Bill Morris is a writer, documentary film maker and musician based in Port Chalmers, New Zealand. He has worked extensively as a wildlife filmmaker for NHNZ, the BBC Natural History Unit and others, and is a regular contributor to New Zealand Geographic magazine. His passion for science and stories of the natural world informs all of his work.
Bill’s deep interest in geology and the movement of rocks across the globe and his equally deep interest in plants led him to follow the journey of one group of plants into the ancient history of the land he lives on.
“Prior to reading this book I had no idea that geology and palaeontology could be so interesting, so fascinating.” Click here to read
OarFM – Morning Show
“A wonderful new book. Is a lovely looking book, it is beautifully designed. It would be a great Chrissie present” Click here to read
“It is a scholarly and persuasive work, dazzling in its detail, but immensely entertaining and intriguing ”
“The book is a fascinating read which takes the armchair explorer on a journey to a world which is long gone, step by step through eons of time.” Click here to read
RNZ – None To Noon “When you really love, really appreciate, really immerse yourself in the forces of nature, that is when you perhaps care a little more about our impacts on it. It’s important and powerful work” Click here to listen
Blue Wolf Reviews
“The Road To Gondwana should be in every home. It is written for all to understand, and with so many descriptive stories, from the girls picking out coal with their fingers in India to geologists exploring the seabeds. Immensely relevant today!” Click here to read
ABC South Australia regional afternoons with Narelle Graham
“a really enjoyable book. It reads more like a fiction book than nonfiction, despite being packed full of great information” Click here to listen
An immersive and fascinating journey into deep time, charting the ancient supercontinent of Gondwana through a billion years of Earth’s history.
‘Gondwana’ is a mystery of geological history; a lost supercontinent and a place woven into the consciousness of all who inhabit its scattered fragments. Today, the people who live in Africa, South America, India, Australia, Papua New Guinea, New Zealand and Arabia spend their lives walking around on what’s left of Gondwana.

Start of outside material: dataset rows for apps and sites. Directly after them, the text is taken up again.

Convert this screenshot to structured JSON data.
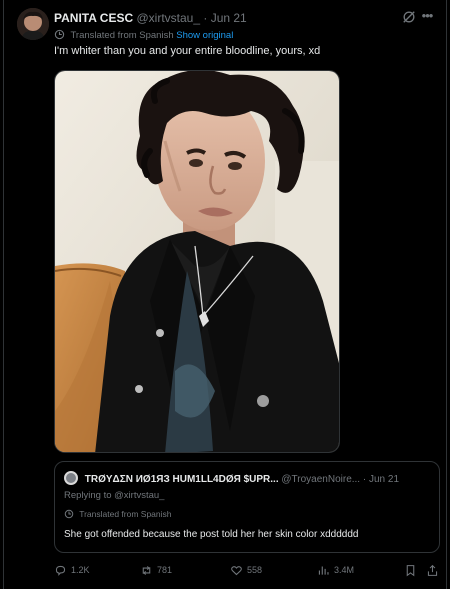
{
  "tweet": {
    "author_name": "PANITA CESC",
    "handle": "@xirtvstau_",
    "separator": "·",
    "date": "Jun 21",
    "translated_label": "Translated from Spanish",
    "show_original": "Show original",
    "text": "I'm whiter than you and your entire bloodline, yours, xd"
  },
  "quote": {
    "author_name": "TRØYΔΣN ИØ1ЯЗ HUM1LL4DØЯ $UPR...",
    "handle": "@TroyaenNoire...",
    "separator": "·",
    "date": "Jun 21",
    "replying_to": "Replying to @xirtvstau_",
    "translated_label": "Translated from Spanish",
    "text": "She got offended because the post told her her skin color xdddddd"
  },
  "actions": {
    "replies": "1.2K",
    "reposts": "781",
    "likes": "558",
    "views": "3.4M"
  },
  "colors": {
    "background": "#000000",
    "text": "#e7e9ea",
    "muted": "#71767b",
    "link": "#1d9bf0",
    "border": "#2f3336"
  }
}
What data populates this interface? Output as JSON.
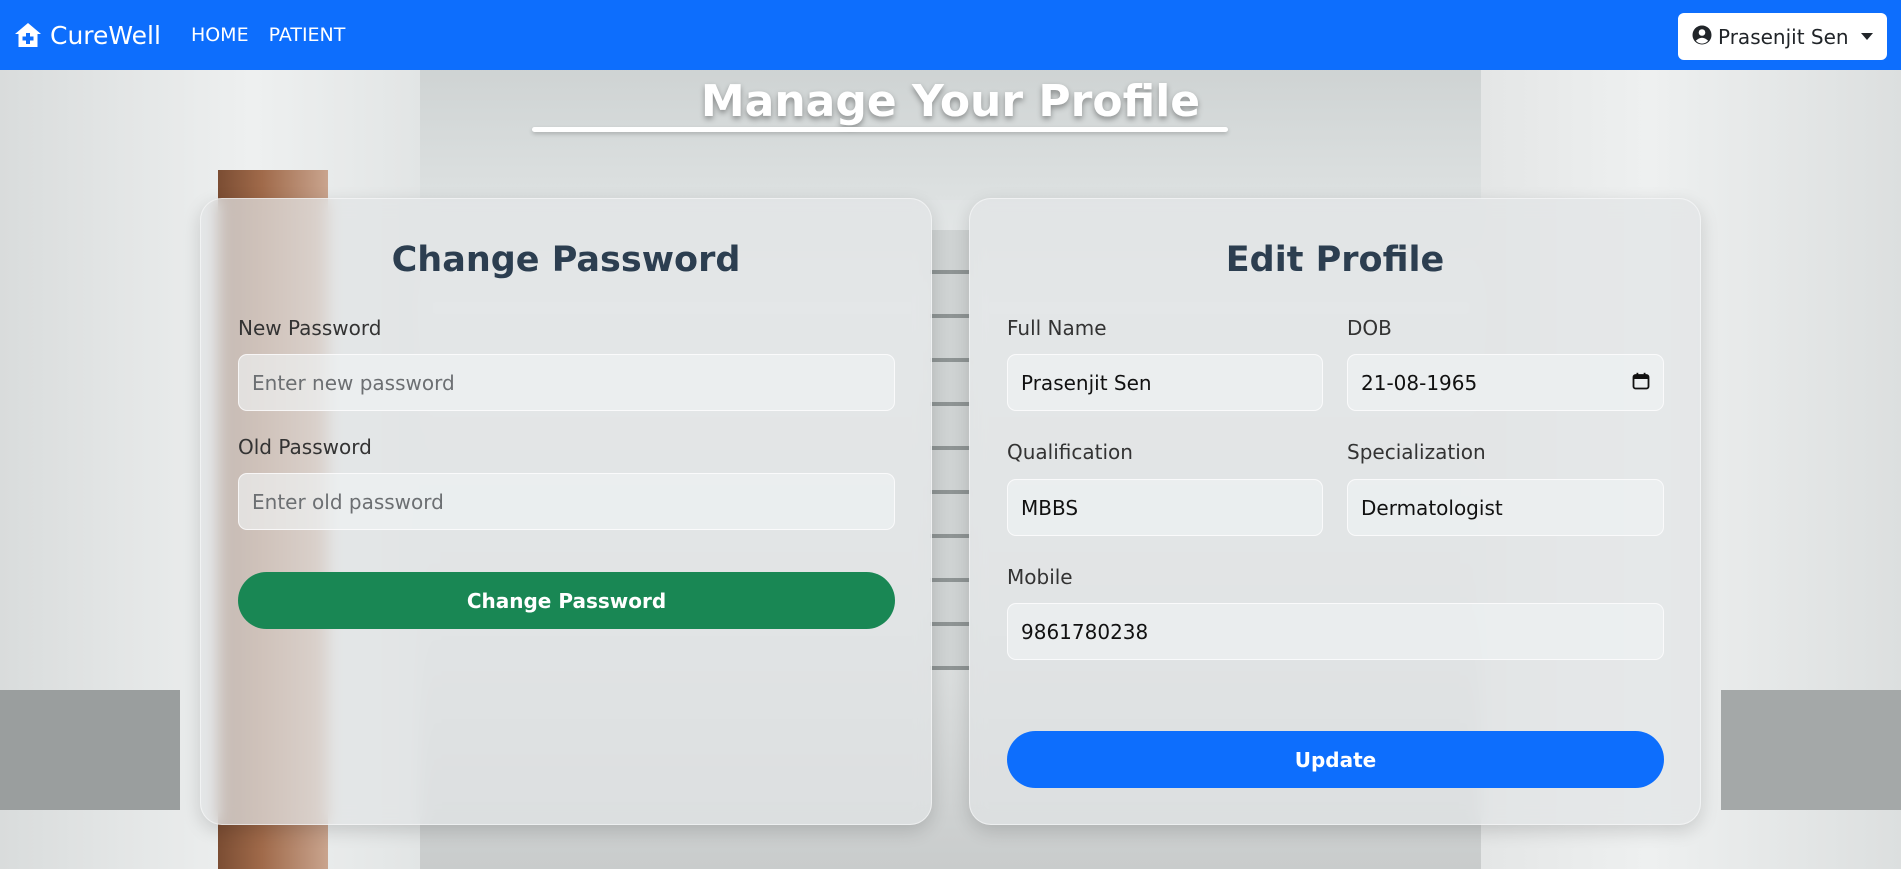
{
  "navbar": {
    "brand": "CureWell",
    "links": [
      "HOME",
      "PATIENT"
    ],
    "user_name": "Prasenjit Sen"
  },
  "page": {
    "title": "Manage Your Profile"
  },
  "change_password": {
    "title": "Change Password",
    "new_password_label": "New Password",
    "new_password_placeholder": "Enter new password",
    "old_password_label": "Old Password",
    "old_password_placeholder": "Enter old password",
    "submit_label": "Change Password"
  },
  "edit_profile": {
    "title": "Edit Profile",
    "full_name_label": "Full Name",
    "full_name_value": "Prasenjit Sen",
    "dob_label": "DOB",
    "dob_value": "21-08-1965",
    "qualification_label": "Qualification",
    "qualification_value": "MBBS",
    "specialization_label": "Specialization",
    "specialization_value": "Dermatologist",
    "mobile_label": "Mobile",
    "mobile_value": "9861780238",
    "submit_label": "Update"
  },
  "colors": {
    "primary": "#0d6efd",
    "success": "#198754",
    "heading": "#2c3e50"
  },
  "icons": {
    "brand": "hospital-house-icon",
    "user": "user-circle-icon",
    "calendar": "calendar-icon"
  }
}
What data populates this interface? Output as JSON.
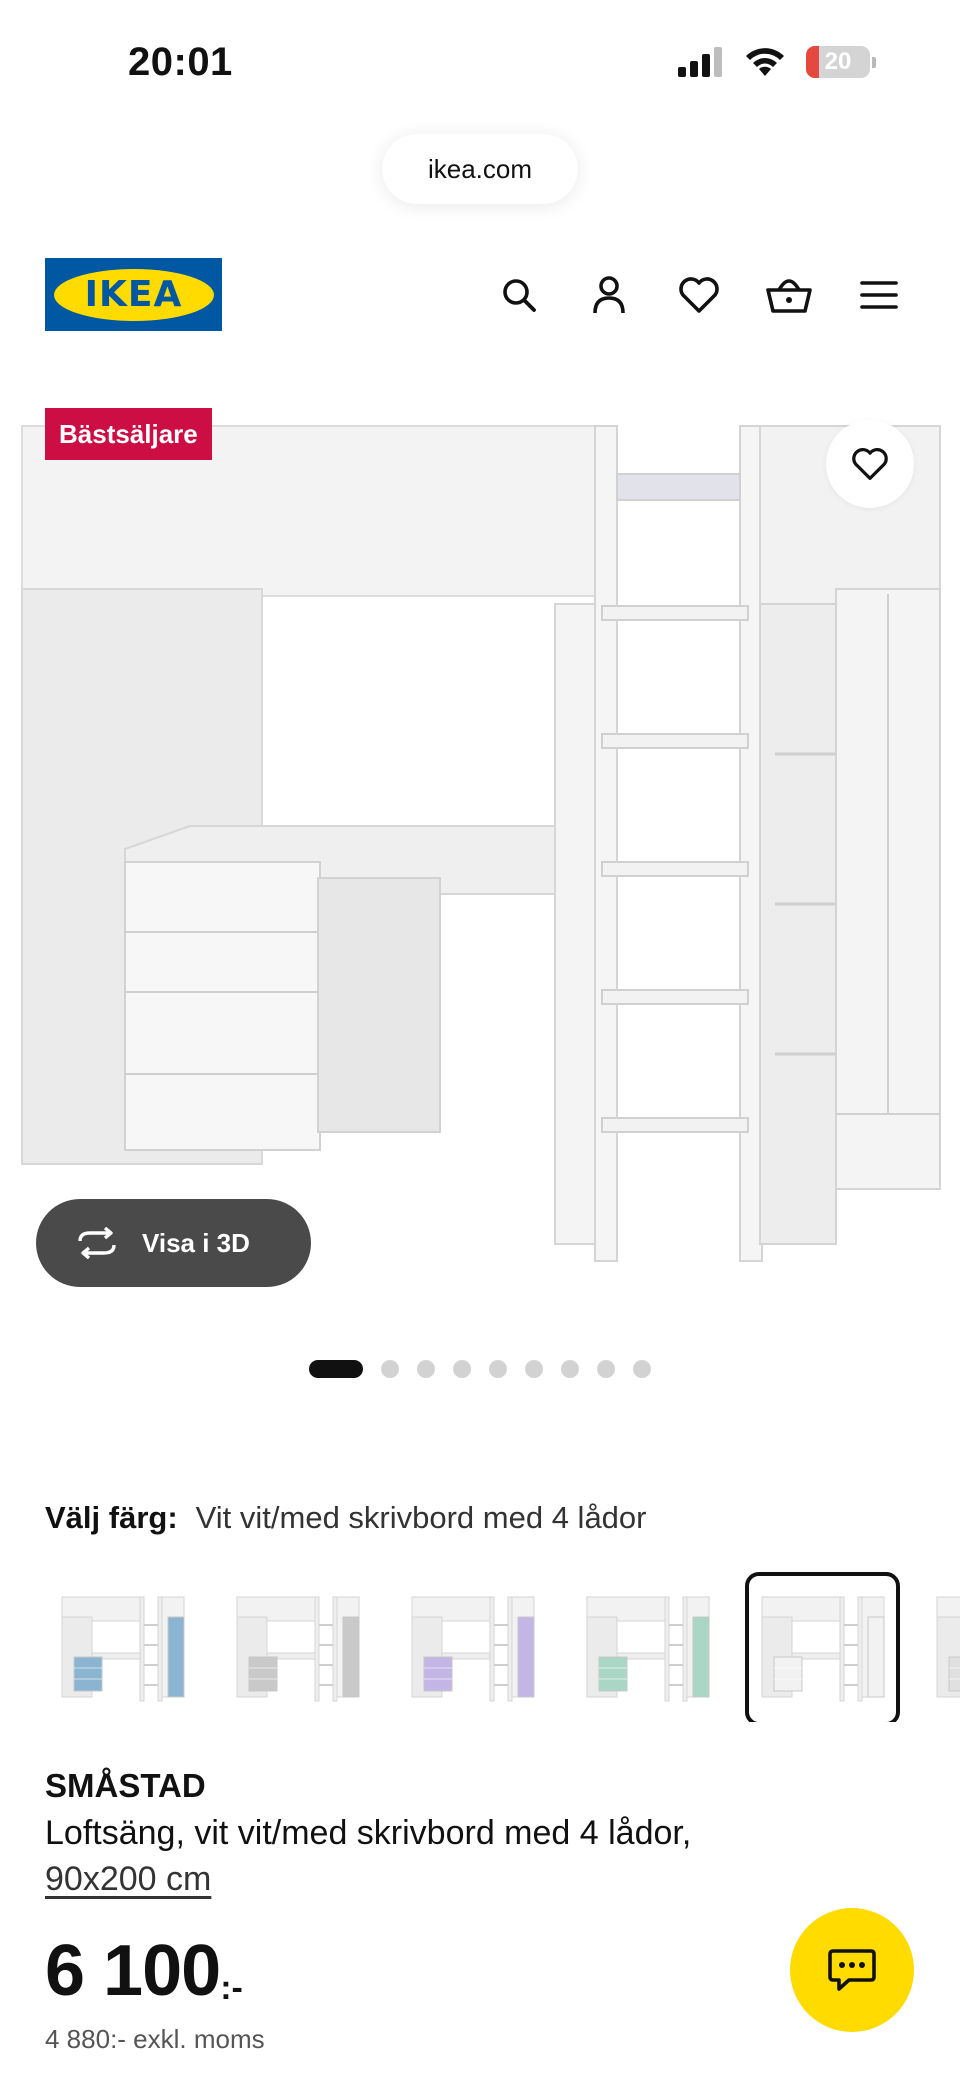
{
  "status_bar": {
    "time": "20:01",
    "battery_level": "20"
  },
  "browser": {
    "url": "ikea.com"
  },
  "header": {
    "logo_text": "IKEA",
    "icons": [
      "search-icon",
      "account-icon",
      "favorites-icon",
      "cart-icon",
      "menu-icon"
    ]
  },
  "product_media": {
    "badge": "Bästsäljare",
    "view_3d_label": "Visa i 3D",
    "image_count": 9,
    "active_image": 1
  },
  "color_picker": {
    "label": "Välj färg:",
    "selected_value": "Vit vit/med skrivbord med 4 lådor",
    "options": [
      {
        "accent": "#8ab4d0",
        "selected": false
      },
      {
        "accent": "#c9c9c9",
        "selected": false
      },
      {
        "accent": "#c3b5e6",
        "selected": false
      },
      {
        "accent": "#a9d6c5",
        "selected": false
      },
      {
        "accent": "#f2f2f2",
        "selected": true
      },
      {
        "accent": "#e0e0e0",
        "selected": false
      }
    ]
  },
  "product": {
    "name": "SMÅSTAD",
    "description": "Loftsäng, vit vit/med skrivbord med 4 lådor,",
    "size": "90x200 cm",
    "price": "6 100",
    "price_suffix": ":-",
    "price_excl_vat": "4 880:- exkl. moms"
  },
  "colors": {
    "brand_blue": "#0058a3",
    "brand_yellow": "#ffdb00",
    "badge_red": "#cc0e45"
  }
}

But what was life like when it was whole?
The Road to Gondwana traces the steps science took to find Gondwana, and the evolutionary journey of Gondwana itself. Our tour guide on this journey is Glossopteris – an extinct tree that dominated the supercontinent for 50 million years, before vanishing in the most devastating event ever to strike life on this planet, the Permian mass extinction.
This is a story about deep time and the challenges that face those who venture there. It’s about the importance of imagination in science, and the reasons that the journey towards understanding is sometimes more important than the destination.